Andy Dahl and Nima Shahidi

Name: Andy Dahl and Nima Shahidi
Innovation: Teaching kids bike-repair skills while nurturing their creativity

Age: 35 (Dahl) and 29 (Shahidi)
Home: Harwood (Dahl) and Charles Village (Shahidi)
Occupation: Artist, grad student (Dahl); mechanic, bike program coordinator (Shahidi)

When kids and bikes are brought together, great things happen

Bike program gives kids valuable skills and an outlet for expression

By Michael Cross-Barnet

Photography by Josha Sinn

A bicycle is a simple, low-cost way of getting from place to place. But to Andy Dahl and Nima Shahidi, it is much more: an outlet for creative expression, a platform for teaching practical skills, even a way of life. They believe that when kids and bikes are brought together, great things happen.


Dahl, an artist and graduate student in Harwood, and Shahidi, a mechanic and activist in Charles Village, run their Baltimore Bike Experience out of a small space at Digital Harbor High School, where they use old, donated equipment to teach students about bicycle mechanics and safety practices. Students ride away with bikes that they restored themselves – and skills that can land a decent-paying job.
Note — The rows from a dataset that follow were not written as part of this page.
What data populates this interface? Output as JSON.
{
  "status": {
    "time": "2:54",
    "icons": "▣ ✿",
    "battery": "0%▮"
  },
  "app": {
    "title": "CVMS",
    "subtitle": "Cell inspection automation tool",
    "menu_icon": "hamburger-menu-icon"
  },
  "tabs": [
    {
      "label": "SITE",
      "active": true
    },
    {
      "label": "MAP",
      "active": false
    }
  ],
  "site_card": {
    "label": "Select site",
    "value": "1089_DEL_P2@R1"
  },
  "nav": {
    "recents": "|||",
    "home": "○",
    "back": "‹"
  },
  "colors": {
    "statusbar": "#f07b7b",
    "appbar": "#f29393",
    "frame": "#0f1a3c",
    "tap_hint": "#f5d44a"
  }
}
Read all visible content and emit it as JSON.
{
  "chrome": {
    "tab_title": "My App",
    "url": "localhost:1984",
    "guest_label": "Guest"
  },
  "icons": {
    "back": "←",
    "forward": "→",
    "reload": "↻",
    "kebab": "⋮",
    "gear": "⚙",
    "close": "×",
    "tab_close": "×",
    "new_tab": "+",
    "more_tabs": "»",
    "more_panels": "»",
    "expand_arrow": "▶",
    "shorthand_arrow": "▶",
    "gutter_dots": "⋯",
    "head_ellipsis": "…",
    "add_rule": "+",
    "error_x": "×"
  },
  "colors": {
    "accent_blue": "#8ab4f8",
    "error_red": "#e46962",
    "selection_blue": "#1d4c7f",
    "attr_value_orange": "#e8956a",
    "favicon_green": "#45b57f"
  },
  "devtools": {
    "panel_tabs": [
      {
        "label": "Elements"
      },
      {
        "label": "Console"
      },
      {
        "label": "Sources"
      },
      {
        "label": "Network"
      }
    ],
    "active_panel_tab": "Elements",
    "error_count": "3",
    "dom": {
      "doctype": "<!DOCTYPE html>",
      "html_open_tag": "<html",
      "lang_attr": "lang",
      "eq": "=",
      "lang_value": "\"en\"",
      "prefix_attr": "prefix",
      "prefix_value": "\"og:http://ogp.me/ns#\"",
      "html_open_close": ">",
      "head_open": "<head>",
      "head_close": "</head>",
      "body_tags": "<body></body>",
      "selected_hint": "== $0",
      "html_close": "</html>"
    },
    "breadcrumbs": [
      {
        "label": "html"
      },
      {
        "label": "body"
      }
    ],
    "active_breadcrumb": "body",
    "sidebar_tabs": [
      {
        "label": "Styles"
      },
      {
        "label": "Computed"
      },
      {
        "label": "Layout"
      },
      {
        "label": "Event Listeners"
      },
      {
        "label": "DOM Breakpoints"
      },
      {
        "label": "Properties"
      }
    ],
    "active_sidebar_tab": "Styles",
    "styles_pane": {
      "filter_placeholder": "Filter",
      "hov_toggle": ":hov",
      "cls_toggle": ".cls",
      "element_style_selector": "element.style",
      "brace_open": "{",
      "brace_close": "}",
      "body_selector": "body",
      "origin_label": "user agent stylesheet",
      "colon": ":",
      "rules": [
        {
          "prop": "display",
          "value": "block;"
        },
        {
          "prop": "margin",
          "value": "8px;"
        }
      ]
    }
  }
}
At least one participant has already found work at a Fells Point bike shop.

“Bicycles have always been part of my life, and I’ve found them to be really interesting tools for working with other people.”

For Dahl, who infuses his art with a sense of social mission, a key part of the program is to unleash creativity by encouraging kids to add personal touches to the machines they’re working on.
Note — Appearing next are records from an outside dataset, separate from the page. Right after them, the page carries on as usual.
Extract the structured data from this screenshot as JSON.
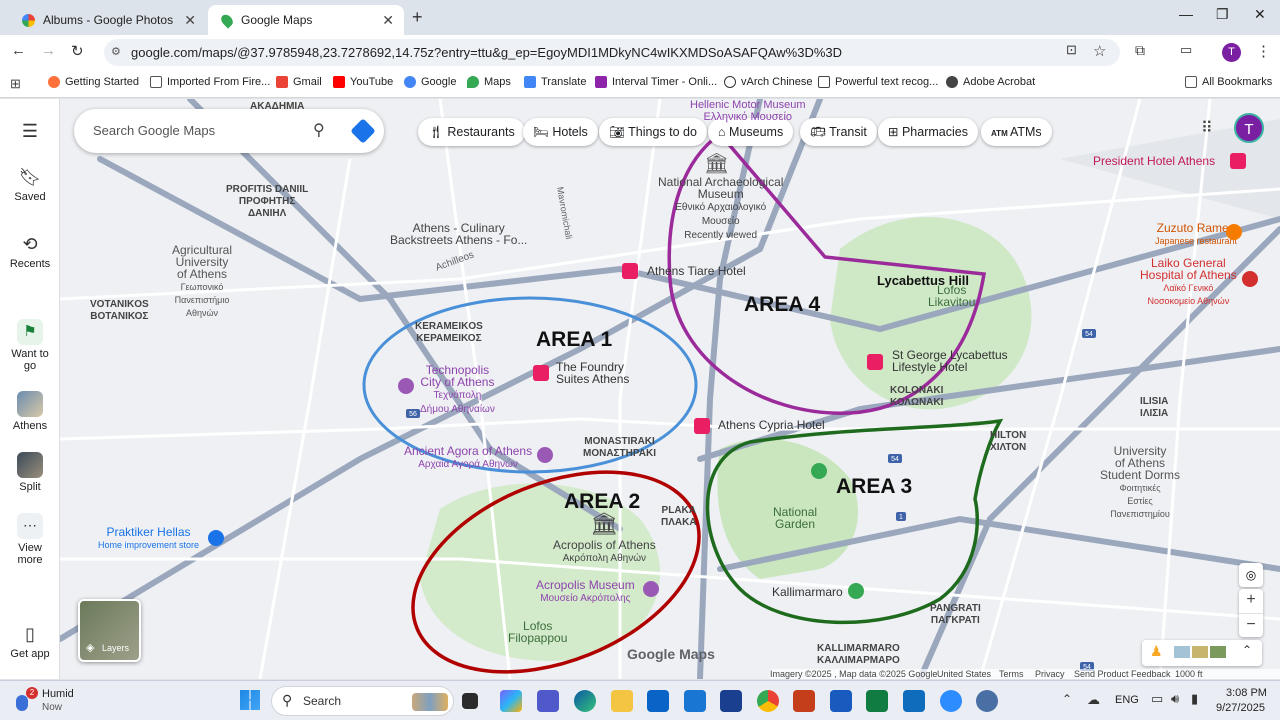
{
  "browser": {
    "tabs": [
      {
        "title": "Albums - Google Photos"
      },
      {
        "title": "Google Maps"
      }
    ],
    "new_tab": "+",
    "url": "google.com/maps/@37.9785948,23.7278692,14.75z?entry=ttu&g_ep=EgoyMDI1MDkyNC4wIKXMDSoASAFQAw%3D%3D",
    "bookmarks": [
      "Getting Started",
      "Imported From Fire...",
      "Gmail",
      "YouTube",
      "Google",
      "Maps",
      "Translate",
      "Interval Timer - Onli...",
      "vArch Chinese",
      "Powerful text recog...",
      "Adobe Acrobat"
    ],
    "all_bookmarks": "All Bookmarks",
    "profile_initial": "T"
  },
  "rail": {
    "saved": "Saved",
    "recents": "Recents",
    "want_to_go": "Want to go",
    "athens": "Athens",
    "split": "Split",
    "view_more": "View more",
    "get_app": "Get app"
  },
  "search": {
    "placeholder": "Search Google Maps"
  },
  "chips": [
    "Restaurants",
    "Hotels",
    "Things to do",
    "Museums",
    "Transit",
    "Pharmacies",
    "ATMs"
  ],
  "map": {
    "areas": {
      "a1": "AREA 1",
      "a2": "AREA 2",
      "a3": "AREA 3",
      "a4": "AREA 4"
    },
    "lycabettus": "Lycabettus Hill",
    "labels": {
      "akadimia": "ΑΚΑΔΗΜΙΑ",
      "hellenic_museum": "Hellenic Motor Museum",
      "hellenic_museum_gr": "Ελληνικό Μουσείο",
      "profitis": "PROFITIS DANIIL",
      "profitis_gr1": "ΠΡΟΦΗΤΗΣ",
      "profitis_gr2": "ΔΑΝΙΗΛ",
      "nat_arch1": "National Archaeological",
      "nat_arch2": "Museum",
      "nat_arch_gr1": "Εθνικό Αρχαιολογικό",
      "nat_arch_gr2": "Μουσείο",
      "recently": "Recently viewed",
      "culinary1": "Athens - Culinary",
      "culinary2": "Backstreets Athens - Fo...",
      "agri1": "Agricultural",
      "agri2": "University",
      "agri3": "of Athens",
      "agri_gr1": "Γεωπονικό",
      "agri_gr2": "Πανεπιστήμιο",
      "agri_gr3": "Αθηνών",
      "votanikos": "VOTANIKOS",
      "votanikos_gr": "ΒΟΤΑΝΙΚΟΣ",
      "achilleos": "Achilleos",
      "tiare": "Athens Tiare Hotel",
      "kerameikos": "KERAMEIKOS",
      "kerameikos_gr": "ΚΕΡΑΜΕΙΚΟΣ",
      "foundry1": "The Foundry",
      "foundry2": "Suites Athens",
      "technopolis1": "Technopolis",
      "technopolis2": "City of Athens",
      "technopolis_gr1": "Τεχνόπολη",
      "technopolis_gr2": "Δήμου Αθηναίων",
      "monastiraki": "MONASTIRAKI",
      "monastiraki_gr": "ΜΟΝΑΣΤΗΡΑΚΙ",
      "agora": "Ancient Agora of Athens",
      "agora_gr": "Αρχαία Αγορά Αθηνών",
      "cypria": "Athens Cypria Hotel",
      "st_george1": "St George Lycabettus",
      "st_george2": "Lifestyle Hotel",
      "lofos_lik1": "Lofos",
      "lofos_lik2": "Likavitou",
      "kolonaki": "KOLONAKI",
      "kolonaki_gr": "ΚΟΛΩΝΑΚΙ",
      "president": "President Hotel Athens",
      "zuzuto": "Zuzuto Ramen",
      "zuzuto_sub": "Japanese restaurant",
      "laiko1": "Laiko General",
      "laiko2": "Hospital of Athens",
      "laiko_gr1": "Λαϊκό Γενικό",
      "laiko_gr2": "Νοσοκομείο Αθηνών",
      "ilisia": "ILISIA",
      "ilisia_gr": "ΙΛΙΣΙΑ",
      "hilton": "HILTON",
      "hilton_gr": "ΧΙΛΤΟΝ",
      "univ1": "University",
      "univ2": "of Athens",
      "univ3": "Student Dorms",
      "univ_gr1": "Φοιτητικές",
      "univ_gr2": "Εστίες",
      "univ_gr3": "Πανεπιστημίου",
      "plaka": "PLAKA",
      "plaka_gr": "ΠΛΑΚΑ",
      "national_garden1": "National",
      "national_garden2": "Garden",
      "praktiker": "Praktiker Hellas",
      "praktiker_sub": "Home improvement store",
      "acropolis": "Acropolis of Athens",
      "acropolis_gr": "Ακρόπολη Αθηνών",
      "acro_museum": "Acropolis Museum",
      "acro_museum_gr": "Μουσείο Ακρόπολης",
      "lofos_fil1": "Lofos",
      "lofos_fil2": "Filopappou",
      "kallimarmaro": "Kallimarmaro",
      "pangrati": "PANGRATI",
      "pangrati_gr": "ΠΑΓΚΡΑΤΙ",
      "kallimarmaro_up": "KALLIMARMARO",
      "kallimarmaro_gr": "ΚΑΛΛΙΜΑΡΜΑΡΟ",
      "layers": "Layers",
      "logo": "Google Maps",
      "mavromichali": "Mavromichali"
    },
    "footer": [
      "Imagery ©2025 , Map data ©2025 Google",
      "United States",
      "Terms",
      "Privacy",
      "Send Product Feedback",
      "1000 ft"
    ]
  },
  "taskbar": {
    "weather_badge": "2",
    "weather": "Humid",
    "weather_sub": "Now",
    "search": "Search",
    "lang": "ENG",
    "time": "3:08 PM",
    "date": "9/27/2025"
  },
  "colors": {
    "area1": "#4a90d9",
    "area2": "#b00000",
    "area3": "#1e6b1e",
    "area4": "#9b2a9b",
    "purple_poi": "#9b59b6",
    "hotel_pink": "#e91e63"
  }
}
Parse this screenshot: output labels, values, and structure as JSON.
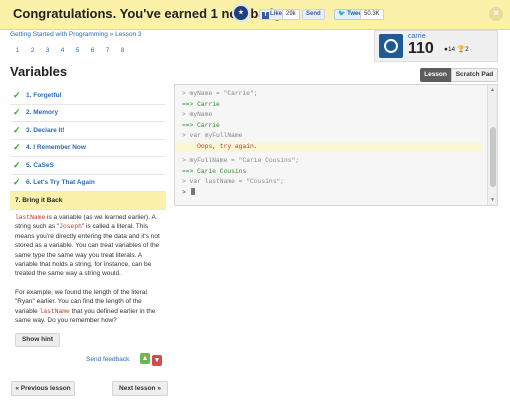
{
  "banner": {
    "title": "Congratulations. You've earned 1 new badge",
    "badge_icon": "badge-icon",
    "fb_like_label": "Like",
    "fb_like_count": "29k",
    "fb_send_label": "Send",
    "tweet_label": "Tweet",
    "tweet_count": "50.3K",
    "close_label": "×"
  },
  "breadcrumb": "Getting Started with Programming » Lesson 3",
  "steps": [
    "1",
    "2",
    "3",
    "4",
    "5",
    "6",
    "7",
    "8"
  ],
  "profile": {
    "username": "carrie",
    "score": "110",
    "badges_text": "14",
    "trophies_text": "2"
  },
  "page_title": "Variables",
  "lessons": [
    {
      "label": "1. Forgetful",
      "done": true
    },
    {
      "label": "2. Memory",
      "done": true
    },
    {
      "label": "3. Declare It!",
      "done": true
    },
    {
      "label": "4. I Remember Now",
      "done": true
    },
    {
      "label": "5. CaSeS",
      "done": true
    },
    {
      "label": "6. Let's Try That Again",
      "done": true
    },
    {
      "label": "7. Bring it Back",
      "done": false
    }
  ],
  "description": {
    "p1_code1": "lastName",
    "p1_text1": " is a variable (as we learned earlier). A string such as \"",
    "p1_code2": "Joseph",
    "p1_text2": "\" is called a literal. This means you're directly entering the data and it's not stored as a variable. You can treat variables of the same type the same way you treat literals. A variable that holds a string, for instance, can be treated the same way a string would.",
    "p2_text1": "For example, we found the length of the literal \"Ryan\" earlier. You can find the length of the variable ",
    "p2_code1": "lastName",
    "p2_text2": " that you defined earlier in the same way. Do you remember how?"
  },
  "buttons": {
    "show_hint": "Show hint",
    "send_feedback": "Send feedback",
    "prev": "« Previous lesson",
    "next": "Next lesson »"
  },
  "tabs": {
    "lesson": "Lesson",
    "scratch": "Scratch Pad"
  },
  "console": [
    {
      "type": "in",
      "text": "> myName = \"Carrie\";"
    },
    {
      "type": "out",
      "text": "==> Carrie"
    },
    {
      "type": "in",
      "text": "> myName"
    },
    {
      "type": "out",
      "text": "==> Carrie"
    },
    {
      "type": "in",
      "text": "> var myFullName"
    },
    {
      "type": "err",
      "text": "    Oops, try again."
    },
    {
      "type": "gap",
      "text": ""
    },
    {
      "type": "in",
      "text": "> myFullName = \"Carie Cousins\";"
    },
    {
      "type": "out",
      "text": "==> Carie Cousins"
    },
    {
      "type": "in",
      "text": "> var lastName = \"Cousins\";"
    },
    {
      "type": "prompt",
      "text": "> "
    }
  ]
}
“Bicycles have always been part of my life, and I’ve found them to be really interesting tools for working with other people,” says Dahl, a Southern California native who was a Peace Corps worker and public school teacher before arriving in Baltimore in 2012.


Dahl’s artistic vision is complemented by Shahidi’s penchant for fixing all kind of things – from the engines he tinkered with as a car dealer’s son to the social problems that inspired his work as a housing activist. Shahidi, whose family has lived in Baltimore for generations, loves how kids’ eyes light up when he shows them the bike shop’s power tools. There are about 20 students in program – all boys so far – with 12-15 showing up on a typical Wednesday after school.

Bikes play a big role in both men’s lives. Dahl, who is finishing his MFA in Community Arts at the Maryland Institute College of Art, is doing a thesis project titled “Language of the Bicycle” that features what he dubs “pedaled creations.” He also is developing a bicycle-art program at the Creative Alliance at the Patterson called Bikeadelic. Shahidi has his own mechanic business and coordinates bike rides around local reservoirs for the city Department of Recreation and Parks.


Some of the boys Dahl and Shahidi work with are frustrated because of chaotic homes or problems in school, where they might not always feel smart or successful. But in the bike shop, a transformation occurs. Dahl says he can relate to what these kids are feeling.


“When you fix something and can say, ‘I did that’ … and the world recognizes you for that, it’s a powerful thing,” Dahl says. “It didn’t work before, and now it works.” They are also learning to give back to their community; the students donated about 15 refurbished bikes to a local elementary school.


Dahl and Shahidi have a vision to expand this concept to other parts of the city, connecting with diverse neighborhoods and demographic groups and forging ties with universities, government agencies and other institutions to spread the gospel of two wheels. “We have big dreams,” Shahidi says.